2+2 = 4
Always has and always will be. It is a simple equation with a definite answer.
In other words, it is the total opposite of the way the NFL Draft works. Everyone loves to predict what their favorite team will do. Who will go first overall? Who will be the diamond in the rough? Or the next JaMarcus Russell? I'm just as guilty. Draft season is the home to endless speculation and rumors.
But that all goes out the window beginning on April 28th.
That is what makes an event like the draft different from a math equation. It is not predictable, nor is it constant. A change in what is expected creates a domino effect. A team reaches for a player, passes on a top prospect, or makes a trade, and the rest of the draft changes.
There are unknowns that fans simply can't recognize.
An injury that showed up at the Combine. A player that interviewed poorly. Someone who doesn't like the weight room or hits the nightclubs instead of film study. These are issues that fans and analysts who don't have the connections simply aren't able to see.
A lot of information can be gained on tape, but considering the year-round nature of the job, the makeup of a player off the gridiron has significant importance.
Just like high school, there are rumors.

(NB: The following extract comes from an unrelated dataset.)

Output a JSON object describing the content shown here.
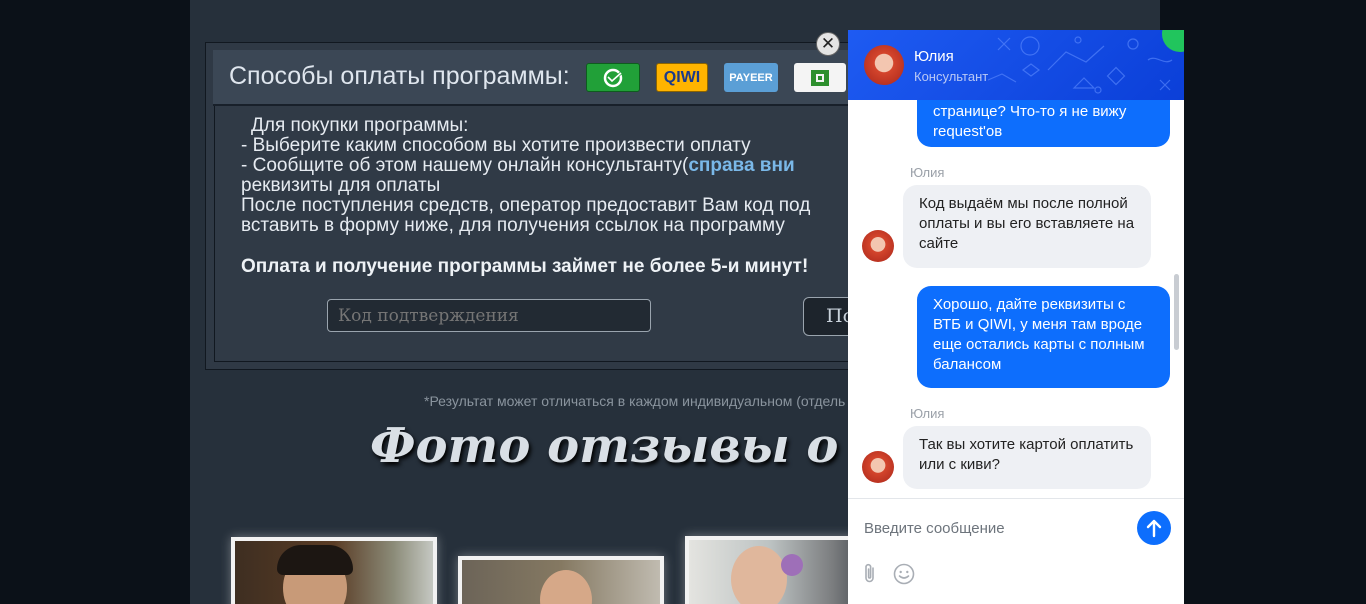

Mel Kiper might not write about them in his diary; on the other hand, Todd McShay might, but this is the season of misinformation. Teams try to knock prospects they love and gush about the ones that are off their draft board.
Fans see and consume it all, but are left with the task of trying to weed through the facts and lies. An impossible thing to do, of course.
We try to quantify what can't be quantified. To break it down into numbers: if "X," then "Y."
But that isn't how the draft operates. That isn't how people operate. It's an art, not a science.
During the last three days in April, 2+2 may equal five. Or 55. Or whatever gives you the fastest forty time.
If you're Al Davis.